  • Find the right horse. “For kids to have fun in the show ring, they’ve got to have the right teammate, and they’ve got to start with classes they’re interested in,” Tom says. He looks for horses with talent, gentle dispositions and willingness to tolerate young riders.
  • Start small. For kids to enjoy the competition of horse showing, they need to feel a sense of accomplishment and reward for their efforts. So Tom starts his youth riders at levels in which they can be competitive.
  • Find your level. AQHA offers Rookie, youth and other divisions to compete in to help level the playing field for everyone. 
  • Reward based on efforts and improvements.
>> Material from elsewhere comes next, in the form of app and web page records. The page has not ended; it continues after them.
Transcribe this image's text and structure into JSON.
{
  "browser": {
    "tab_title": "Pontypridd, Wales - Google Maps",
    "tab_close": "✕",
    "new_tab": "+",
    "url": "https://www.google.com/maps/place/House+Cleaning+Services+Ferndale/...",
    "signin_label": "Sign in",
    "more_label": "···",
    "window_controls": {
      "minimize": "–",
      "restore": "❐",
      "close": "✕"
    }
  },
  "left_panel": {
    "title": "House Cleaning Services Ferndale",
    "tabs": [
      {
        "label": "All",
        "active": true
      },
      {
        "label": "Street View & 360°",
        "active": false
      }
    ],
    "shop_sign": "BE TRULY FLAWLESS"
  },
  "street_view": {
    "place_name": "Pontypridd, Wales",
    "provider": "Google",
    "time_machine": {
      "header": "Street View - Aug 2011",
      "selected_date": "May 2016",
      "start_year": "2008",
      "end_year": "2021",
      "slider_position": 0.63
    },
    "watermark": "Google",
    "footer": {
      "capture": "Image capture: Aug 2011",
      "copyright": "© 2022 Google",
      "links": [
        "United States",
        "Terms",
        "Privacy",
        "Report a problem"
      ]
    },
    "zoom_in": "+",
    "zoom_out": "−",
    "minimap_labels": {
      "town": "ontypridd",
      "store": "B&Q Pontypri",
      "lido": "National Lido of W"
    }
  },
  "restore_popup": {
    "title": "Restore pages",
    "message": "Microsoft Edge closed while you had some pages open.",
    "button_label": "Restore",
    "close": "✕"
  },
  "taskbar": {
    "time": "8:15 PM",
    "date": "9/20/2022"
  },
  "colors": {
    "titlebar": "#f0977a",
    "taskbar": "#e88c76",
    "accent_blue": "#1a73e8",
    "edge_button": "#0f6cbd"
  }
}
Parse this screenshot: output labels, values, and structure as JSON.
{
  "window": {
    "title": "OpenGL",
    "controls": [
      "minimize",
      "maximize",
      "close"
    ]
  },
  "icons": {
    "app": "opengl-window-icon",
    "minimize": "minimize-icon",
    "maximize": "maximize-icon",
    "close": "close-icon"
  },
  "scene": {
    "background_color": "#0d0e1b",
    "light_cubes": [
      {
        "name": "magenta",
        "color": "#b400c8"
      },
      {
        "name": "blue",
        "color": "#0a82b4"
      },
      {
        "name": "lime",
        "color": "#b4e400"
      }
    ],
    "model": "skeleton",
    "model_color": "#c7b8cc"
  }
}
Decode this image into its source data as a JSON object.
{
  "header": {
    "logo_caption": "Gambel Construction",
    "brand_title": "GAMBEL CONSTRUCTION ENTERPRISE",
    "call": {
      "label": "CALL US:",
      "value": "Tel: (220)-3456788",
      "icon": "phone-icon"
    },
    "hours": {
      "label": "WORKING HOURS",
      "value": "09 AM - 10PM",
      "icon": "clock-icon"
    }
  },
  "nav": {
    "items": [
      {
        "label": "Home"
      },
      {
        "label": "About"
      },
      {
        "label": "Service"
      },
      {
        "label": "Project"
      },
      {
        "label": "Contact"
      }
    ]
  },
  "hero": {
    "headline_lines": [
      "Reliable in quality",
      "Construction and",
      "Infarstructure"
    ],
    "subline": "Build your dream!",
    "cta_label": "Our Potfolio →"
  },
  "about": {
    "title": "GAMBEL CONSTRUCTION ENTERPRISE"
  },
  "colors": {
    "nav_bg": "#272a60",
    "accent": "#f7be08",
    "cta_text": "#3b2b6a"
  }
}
Success doesn’t always equate to winning. The key is to teach youth to set small, achievable goals. 
  • Give honest encouragement. Tom makes a point not to lavishly dish out praise. He wants his riders to know he’s being sincere. 
  • Teach responsibility. “It has always been my goal for the kids to be able to get on their horse, ride it, school it and go show it on their own,” Tom says.
  • Know when to switch gears. If show life becomes mundane for kids, Tom suggests spicing things up by working on a new event. Maybe trying out a new scene is all the rider needs to be challenged and have fun.

Tom’s Quick Horse Showing Tips:

  • Set realistic goals.
  • Stay organized at shows.
  • Don’t put too much pressure on children; don’t be too serious about winning.
  • Kids remember the little things, not how they placed in a class.
  • There will always be another weekend and another horse show.
  • Teach and practice responsibility.
  • Guide them; don’t do it for them.